Stay like a local: pick the best then trust your host

There are tons of hotels in AMS… for every budget, and every intent (from the aforementioned nefarious to the top end luxe experiences).  Our preference?  Always pick the most authentic or ‘true’ experience, with a focus on the people.

On a recent adventure we were fortunate to come across The Weavery. From their website:  “Gezelligheid is an untranslatable Dutch word you will hear a lot in the Netherlands. Roughly translated it means cozy and pleasant.”

I do not know if we could sum it up any better actually. 

Bettina was a wonderful hostess and it was fantastic to meet her, her partner Driss, and their two little charming girls over the course of our stay. These hosts embody everything you could ever hope a B&B host would, and know how to create a level of comfort that makes you want to stay and explore..

The set up at the Weavery is for a boutique B&B experience, but without the full B&B obligation (ie you can be as ‘engaged’ as you would like to be).  Breakfast is served in their very well appointed and fun two rooms (and not in a communal setting with Bill from Virginia) and after a quick instruction on logistics you are free to come and go as you like.

Their location is also excellent - the highlights:

·         easy access from Centraal by the 16 tram and tucked in a fun canal ringed neighborhood

·         5 minute walk to the Museumplein

·         5 minute walk to the Heineken experience

·         a short walk to the fun shops and restaruants of De Pijp

·         a short walk to central AMS

·         near Prinsengracht and Keizersgraght – two of the canals to wander along

Bettina left us a snack, a map with some of her well-vetted favorites (local restaurants, shopping, and museums) and suggested we meet the next morning to catch up. We set off and followed her recommendations – grabbing a fun meal at Buffet van Odette  (which was so good that we went back again later in the weekend), checking out the AMS Light festival and popping into unexpected pizza shops and pubs along the way.

The Weavery itself is an original Amsterdam house – built in the 17th century to provide attractive housing to those in the textile industry. Bettina and Driss have restored it faithfully but also have further created a warm and inviting space with fully preserved traditional details coupled with a few elegant and modern touches. We felt like we were at home.

Our favorite modern touch had its roots in very traditional methods (of the Berbers).  The carpets throughout the Weavery are sourced from middle Atlas Morocco and support local village communities there – and help to preserve an art and traditional methods. This region of the world has special personal meaning to both Bettina and Driss, which makes the weaving of their own personal meaning/passion with the local AMS experience all the more meaningful. True to form, the rugs that are sold in their online store are available in not just patterns of their own choosing, but are also available to customize so you can purchase but weave in your own personal touch.

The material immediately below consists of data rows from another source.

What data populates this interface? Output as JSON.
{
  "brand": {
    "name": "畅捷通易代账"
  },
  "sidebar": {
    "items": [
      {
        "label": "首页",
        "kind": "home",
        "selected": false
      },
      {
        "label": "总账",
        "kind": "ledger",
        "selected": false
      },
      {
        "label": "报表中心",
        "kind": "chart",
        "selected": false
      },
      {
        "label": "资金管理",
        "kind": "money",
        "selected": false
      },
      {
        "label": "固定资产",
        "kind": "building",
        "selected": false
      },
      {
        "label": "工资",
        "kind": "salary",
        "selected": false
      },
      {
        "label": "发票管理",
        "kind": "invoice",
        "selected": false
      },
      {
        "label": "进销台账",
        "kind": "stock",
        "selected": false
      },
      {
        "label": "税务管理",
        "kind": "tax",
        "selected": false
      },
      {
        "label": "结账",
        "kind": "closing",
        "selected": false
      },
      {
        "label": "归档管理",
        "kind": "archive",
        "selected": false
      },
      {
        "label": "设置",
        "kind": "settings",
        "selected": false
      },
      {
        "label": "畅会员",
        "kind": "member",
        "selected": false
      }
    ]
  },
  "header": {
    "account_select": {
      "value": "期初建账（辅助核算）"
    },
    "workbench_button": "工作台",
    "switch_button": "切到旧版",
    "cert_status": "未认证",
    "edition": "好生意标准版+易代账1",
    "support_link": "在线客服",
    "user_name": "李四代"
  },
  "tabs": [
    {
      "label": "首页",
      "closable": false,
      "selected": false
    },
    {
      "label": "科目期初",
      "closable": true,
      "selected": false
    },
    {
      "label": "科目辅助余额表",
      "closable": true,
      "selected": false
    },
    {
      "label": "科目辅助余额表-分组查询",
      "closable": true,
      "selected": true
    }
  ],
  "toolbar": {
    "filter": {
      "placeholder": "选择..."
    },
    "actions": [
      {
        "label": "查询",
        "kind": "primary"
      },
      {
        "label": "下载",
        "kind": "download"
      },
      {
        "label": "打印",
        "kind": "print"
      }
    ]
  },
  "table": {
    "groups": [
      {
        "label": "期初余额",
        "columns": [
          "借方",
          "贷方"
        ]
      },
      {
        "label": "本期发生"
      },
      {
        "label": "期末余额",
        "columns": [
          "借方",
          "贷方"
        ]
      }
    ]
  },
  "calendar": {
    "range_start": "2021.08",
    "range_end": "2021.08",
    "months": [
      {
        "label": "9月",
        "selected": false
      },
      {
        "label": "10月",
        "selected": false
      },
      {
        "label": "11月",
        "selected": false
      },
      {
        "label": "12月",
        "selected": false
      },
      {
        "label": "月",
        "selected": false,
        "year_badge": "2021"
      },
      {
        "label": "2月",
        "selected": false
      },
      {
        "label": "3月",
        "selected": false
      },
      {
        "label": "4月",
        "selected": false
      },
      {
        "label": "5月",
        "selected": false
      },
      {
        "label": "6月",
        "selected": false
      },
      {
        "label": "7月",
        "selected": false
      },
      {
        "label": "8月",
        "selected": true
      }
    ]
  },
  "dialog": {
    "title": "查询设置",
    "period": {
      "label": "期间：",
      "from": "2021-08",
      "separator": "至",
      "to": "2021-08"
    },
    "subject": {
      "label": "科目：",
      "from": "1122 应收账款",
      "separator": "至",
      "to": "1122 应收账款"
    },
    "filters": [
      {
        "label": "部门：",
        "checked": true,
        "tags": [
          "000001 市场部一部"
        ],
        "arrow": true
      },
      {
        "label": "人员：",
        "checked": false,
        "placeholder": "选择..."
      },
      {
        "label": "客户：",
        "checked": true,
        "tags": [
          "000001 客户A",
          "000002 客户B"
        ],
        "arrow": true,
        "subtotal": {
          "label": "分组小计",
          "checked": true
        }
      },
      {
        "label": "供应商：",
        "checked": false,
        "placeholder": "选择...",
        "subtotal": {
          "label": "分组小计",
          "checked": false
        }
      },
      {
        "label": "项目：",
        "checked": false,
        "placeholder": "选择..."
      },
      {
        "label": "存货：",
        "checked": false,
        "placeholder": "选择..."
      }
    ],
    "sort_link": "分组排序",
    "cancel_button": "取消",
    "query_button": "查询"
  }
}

Our final pick: base your authentic Amsterdam experience at the Weavery – ask for their suggestions -  and tell Bettina and Driss that we sent you!